So when music label lawyers give you lemons, make lemonade, right? And in this case, the lemonade is effectively a nice little locker for your music files. Users will be able to upload their libraries – or at least part of them—to their Google cloud storage. Then, those songs would be a) backed up in the cloud b) could be streamed to an Android-based device such as a smartphone or tablet. Synchronization is a big part of Google’s value proposition and in context of the lemons-lemonade homily, it’s probably the best they could come up with. This synch feature would allow a user to make a playlist on their connected device which would then be automatically synchronized to their account so that the playlist would be available to the user’s PC or other devices. Google has also developed their “recommendation” capability for the service, thus enabling a consumer to take a single song that, perhaps, matches their mood (you know the drill, it’s a rainy day, so Led Zeppelin’s “When the Levee Breaks”), the service would then generate a playlist based on . . . whatever tools Google has to map the rest of the user’s collection to that seed song.
Groundbreaking, this is not. (OK, I’m basing this on the video and the descriptions of various attendees at the Google I/O conference. I haven’t yet been granted entre into the beta.)
Without the license from the labels, the world’s biggest search company has had to effectively offer a “service” that is effectively a feature in other services. For example, MOG, Rdio, Rhapsody etc. all have licenses from the labels which means their users can browse millions of songs, create playlists etc. to their hearts content. As much as anything else, these online music services enable discovery of content beyond the user’s established libraries – an important value.
I guess this is a step forward for Google but I’m somewhat surprised by the fact that they haven’t been able to strike deals with the labels. There must be something in Google’s demands that the labels, for all their faults, found objectionable. I mean, the labels’ strategic interests surely would be met by having a significant alternative to Apple’s current domination of the market for pre-recorded music sales.
I’m hoping we get a chance to hear more about what it was that Google wanted that somehow didn’t pass muster with the labels.

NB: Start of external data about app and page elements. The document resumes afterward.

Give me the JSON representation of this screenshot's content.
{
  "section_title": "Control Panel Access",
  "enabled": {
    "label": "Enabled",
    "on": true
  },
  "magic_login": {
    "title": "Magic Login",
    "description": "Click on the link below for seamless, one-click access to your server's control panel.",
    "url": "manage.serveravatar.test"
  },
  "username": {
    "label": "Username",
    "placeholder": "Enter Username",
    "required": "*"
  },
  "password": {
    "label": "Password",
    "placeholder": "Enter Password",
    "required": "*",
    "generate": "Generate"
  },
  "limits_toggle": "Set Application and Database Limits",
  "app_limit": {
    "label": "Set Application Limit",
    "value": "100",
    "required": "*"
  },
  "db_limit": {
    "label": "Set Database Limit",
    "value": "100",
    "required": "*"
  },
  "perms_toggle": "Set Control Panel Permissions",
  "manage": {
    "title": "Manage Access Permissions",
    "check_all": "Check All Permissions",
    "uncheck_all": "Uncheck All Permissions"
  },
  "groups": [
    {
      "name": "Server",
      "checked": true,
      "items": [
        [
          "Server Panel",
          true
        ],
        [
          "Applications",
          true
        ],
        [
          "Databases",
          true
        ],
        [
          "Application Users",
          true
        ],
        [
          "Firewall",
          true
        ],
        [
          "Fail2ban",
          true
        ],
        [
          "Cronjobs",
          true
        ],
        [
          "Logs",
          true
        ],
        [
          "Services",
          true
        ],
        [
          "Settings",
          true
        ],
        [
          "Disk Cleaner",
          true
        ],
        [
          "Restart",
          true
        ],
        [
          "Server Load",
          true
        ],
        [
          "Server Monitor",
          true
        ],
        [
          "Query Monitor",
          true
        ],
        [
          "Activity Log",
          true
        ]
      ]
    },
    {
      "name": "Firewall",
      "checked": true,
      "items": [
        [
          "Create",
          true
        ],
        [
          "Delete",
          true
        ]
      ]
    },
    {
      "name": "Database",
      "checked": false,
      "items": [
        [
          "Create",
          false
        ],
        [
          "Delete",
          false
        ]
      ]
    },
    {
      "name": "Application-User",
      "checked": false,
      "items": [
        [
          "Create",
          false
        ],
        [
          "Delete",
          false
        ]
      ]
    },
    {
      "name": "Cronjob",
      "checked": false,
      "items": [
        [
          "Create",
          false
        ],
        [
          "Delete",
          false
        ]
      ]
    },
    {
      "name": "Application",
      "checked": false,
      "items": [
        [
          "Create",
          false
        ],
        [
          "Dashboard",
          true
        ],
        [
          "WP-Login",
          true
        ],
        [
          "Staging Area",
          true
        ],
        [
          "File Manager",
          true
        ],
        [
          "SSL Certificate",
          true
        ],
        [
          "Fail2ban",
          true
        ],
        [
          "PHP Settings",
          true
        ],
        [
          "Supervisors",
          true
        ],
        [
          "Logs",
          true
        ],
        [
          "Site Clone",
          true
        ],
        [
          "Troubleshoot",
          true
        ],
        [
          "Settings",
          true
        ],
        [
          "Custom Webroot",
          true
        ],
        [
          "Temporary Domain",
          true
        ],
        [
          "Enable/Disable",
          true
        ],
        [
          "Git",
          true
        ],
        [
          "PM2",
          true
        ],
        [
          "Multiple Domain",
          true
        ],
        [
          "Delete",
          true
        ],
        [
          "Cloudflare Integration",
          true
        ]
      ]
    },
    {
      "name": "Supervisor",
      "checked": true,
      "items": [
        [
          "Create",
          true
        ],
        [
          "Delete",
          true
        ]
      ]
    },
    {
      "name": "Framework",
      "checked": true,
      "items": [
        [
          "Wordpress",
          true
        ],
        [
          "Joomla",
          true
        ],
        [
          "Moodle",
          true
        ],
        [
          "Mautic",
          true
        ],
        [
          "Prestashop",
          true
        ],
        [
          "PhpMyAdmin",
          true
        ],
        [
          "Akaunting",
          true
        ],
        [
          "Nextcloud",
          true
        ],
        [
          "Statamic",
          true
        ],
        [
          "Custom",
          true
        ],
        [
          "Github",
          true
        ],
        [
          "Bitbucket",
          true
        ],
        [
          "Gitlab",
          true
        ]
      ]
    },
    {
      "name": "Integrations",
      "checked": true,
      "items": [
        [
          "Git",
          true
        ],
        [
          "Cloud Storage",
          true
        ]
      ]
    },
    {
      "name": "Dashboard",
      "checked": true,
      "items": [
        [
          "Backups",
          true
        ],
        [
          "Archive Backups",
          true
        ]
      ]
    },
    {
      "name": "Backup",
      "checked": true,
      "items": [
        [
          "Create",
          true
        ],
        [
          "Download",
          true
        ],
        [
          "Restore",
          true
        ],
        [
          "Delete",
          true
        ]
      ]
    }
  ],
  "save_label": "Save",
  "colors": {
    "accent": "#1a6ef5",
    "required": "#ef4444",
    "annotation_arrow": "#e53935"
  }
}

Or maybe it was the publishers? The performance rights organizations (ASCAP et al)?
Until then, however, we’ll just have to make do with Google’s nice little cloud locker.
Could somebody please pass the lemonade?